▶ What is expected
Everything in the records is to be written out exactly, except the pictures.
Top of Material for this task
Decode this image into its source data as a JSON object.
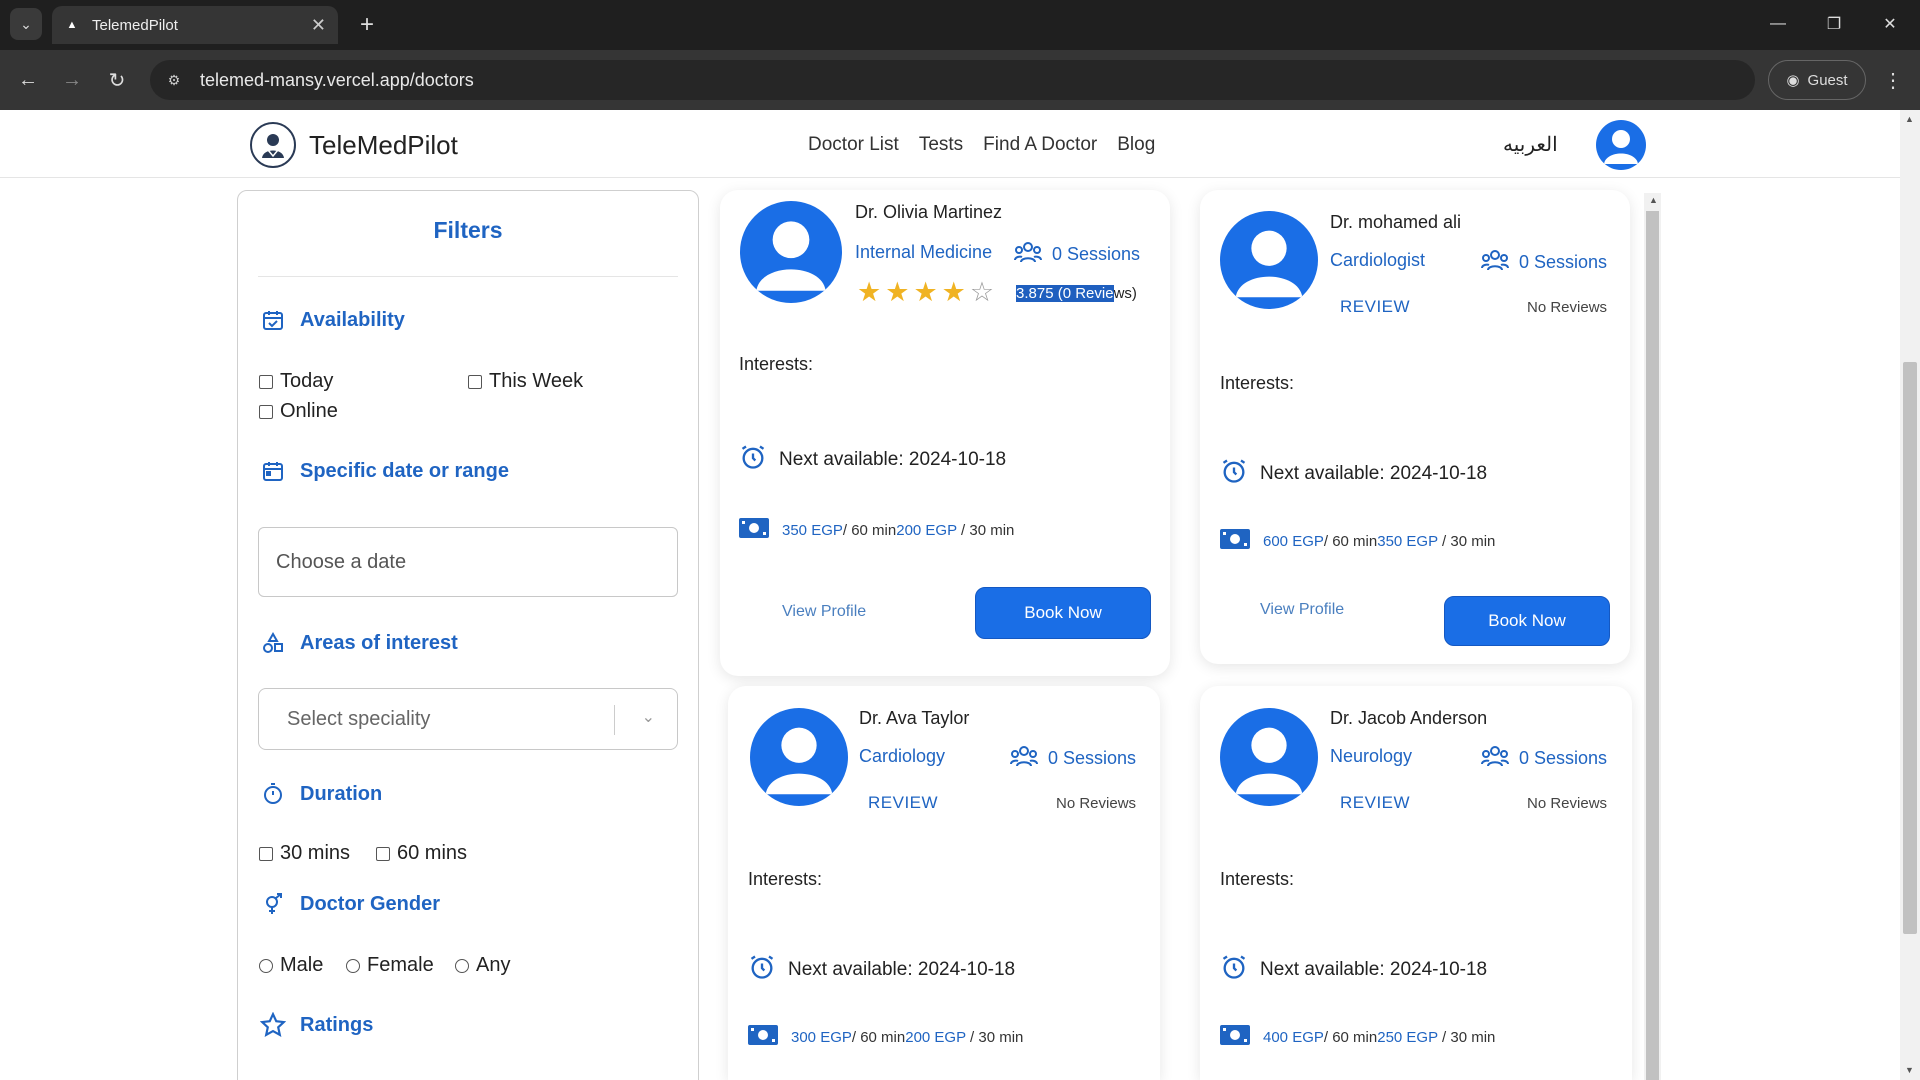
{
  "browser": {
    "tab_title": "TelemedPilot",
    "url": "telemed-mansy.vercel.app/doctors",
    "profile_label": "Guest"
  },
  "site": {
    "brand": "TeleMedPilot",
    "nav": [
      "Doctor List",
      "Tests",
      "Find A Doctor",
      "Blog"
    ],
    "language_toggle": "العربيه"
  },
  "filters": {
    "title": "Filters",
    "availability": {
      "heading": "Availability",
      "options": [
        "Today",
        "This Week",
        "Online"
      ]
    },
    "date": {
      "heading": "Specific date or range",
      "placeholder": "Choose a date"
    },
    "interests": {
      "heading": "Areas of interest",
      "placeholder": "Select speciality"
    },
    "duration": {
      "heading": "Duration",
      "options": [
        "30 mins",
        "60 mins"
      ]
    },
    "gender": {
      "heading": "Doctor Gender",
      "options": [
        "Male",
        "Female",
        "Any"
      ]
    },
    "ratings": {
      "heading": "Ratings"
    }
  },
  "doctors": [
    {
      "name": "Dr. Olivia Martinez",
      "specialty": "Internal Medicine",
      "sessions": "0 Sessions",
      "rating": 3.875,
      "rating_text_selected": "3.875 (0 Revie",
      "rating_text_rest": "ws)",
      "interests_label": "Interests:",
      "next_available": "Next available: 2024-10-18",
      "price_60": "350 EGP",
      "price_60_suffix": "/ 60 min",
      "price_30": "200 EGP",
      "price_30_suffix": " / 30 min",
      "view_profile": "View Profile",
      "book": "Book Now"
    },
    {
      "name": "Dr. mohamed ali",
      "specialty": "Cardiologist",
      "sessions": "0 Sessions",
      "review_link": "REVIEW",
      "no_reviews": "No Reviews",
      "interests_label": "Interests:",
      "next_available": "Next available: 2024-10-18",
      "price_60": "600 EGP",
      "price_60_suffix": "/ 60 min",
      "price_30": "350 EGP",
      "price_30_suffix": " / 30 min",
      "view_profile": "View Profile",
      "book": "Book Now"
    },
    {
      "name": "Dr. Ava Taylor",
      "specialty": "Cardiology",
      "sessions": "0 Sessions",
      "review_link": "REVIEW",
      "no_reviews": "No Reviews",
      "interests_label": "Interests:",
      "next_available": "Next available: 2024-10-18",
      "price_60": "300 EGP",
      "price_60_suffix": "/ 60 min",
      "price_30": "200 EGP",
      "price_30_suffix": " / 30 min"
    },
    {
      "name": "Dr. Jacob Anderson",
      "specialty": "Neurology",
      "sessions": "0 Sessions",
      "review_link": "REVIEW",
      "no_reviews": "No Reviews",
      "interests_label": "Interests:",
      "next_available": "Next available: 2024-10-18",
      "price_60": "400 EGP",
      "price_60_suffix": "/ 60 min",
      "price_30": "250 EGP",
      "price_30_suffix": " / 30 min"
    }
  ],
  "colors": {
    "accent": "#1f64c2",
    "button": "#1a6ee6",
    "star": "#f0b323"
  }
}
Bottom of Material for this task
▶ Reply to the task
Decode this image into its source data as a JSON object.
{
  "browser": {
    "tab_title": "TelemedPilot",
    "url": "telemed-mansy.vercel.app/doctors",
    "profile_label": "Guest"
  },
  "site": {
    "brand": "TeleMedPilot",
    "nav": [
      "Doctor List",
      "Tests",
      "Find A Doctor",
      "Blog"
    ],
    "language_toggle": "العربيه"
  },
  "filters": {
    "title": "Filters",
    "availability": {
      "heading": "Availability",
      "options": [
        "Today",
        "This Week",
        "Online"
      ]
    },
    "date": {
      "heading": "Specific date or range",
      "placeholder": "Choose a date"
    },
    "interests": {
      "heading": "Areas of interest",
      "placeholder": "Select speciality"
    },
    "duration": {
      "heading": "Duration",
      "options": [
        "30 mins",
        "60 mins"
      ]
    },
    "gender": {
      "heading": "Doctor Gender",
      "options": [
        "Male",
        "Female",
        "Any"
      ]
    },
    "ratings": {
      "heading": "Ratings"
    }
  },
  "doctors": [
    {
      "name": "Dr. Olivia Martinez",
      "specialty": "Internal Medicine",
      "sessions": "0 Sessions",
      "rating": 3.875,
      "rating_text_selected": "3.875 (0 Revie",
      "rating_text_rest": "ws)",
      "interests_label": "Interests:",
      "next_available": "Next available: 2024-10-18",
      "price_60": "350 EGP",
      "price_60_suffix": "/ 60 min",
      "price_30": "200 EGP",
      "price_30_suffix": " / 30 min",
      "view_profile": "View Profile",
      "book": "Book Now"
    },
    {
      "name": "Dr. mohamed ali",
      "specialty": "Cardiologist",
      "sessions": "0 Sessions",
      "review_link": "REVIEW",
      "no_reviews": "No Reviews",
      "interests_label": "Interests:",
      "next_available": "Next available: 2024-10-18",
      "price_60": "600 EGP",
      "price_60_suffix": "/ 60 min",
      "price_30": "350 EGP",
      "price_30_suffix": " / 30 min",
      "view_profile": "View Profile",
      "book": "Book Now"
    },
    {
      "name": "Dr. Ava Taylor",
      "specialty": "Cardiology",
      "sessions": "0 Sessions",
      "review_link": "REVIEW",
      "no_reviews": "No Reviews",
      "interests_label": "Interests:",
      "next_available": "Next available: 2024-10-18",
      "price_60": "300 EGP",
      "price_60_suffix": "/ 60 min",
      "price_30": "200 EGP",
      "price_30_suffix": " / 30 min"
    },
    {
      "name": "Dr. Jacob Anderson",
      "specialty": "Neurology",
      "sessions": "0 Sessions",
      "review_link": "REVIEW",
      "no_reviews": "No Reviews",
      "interests_label": "Interests:",
      "next_available": "Next available: 2024-10-18",
      "price_60": "400 EGP",
      "price_60_suffix": "/ 60 min",
      "price_30": "250 EGP",
      "price_30_suffix": " / 30 min"
    }
  ],
  "colors": {
    "accent": "#1f64c2",
    "button": "#1a6ee6",
    "star": "#f0b323"
  }
}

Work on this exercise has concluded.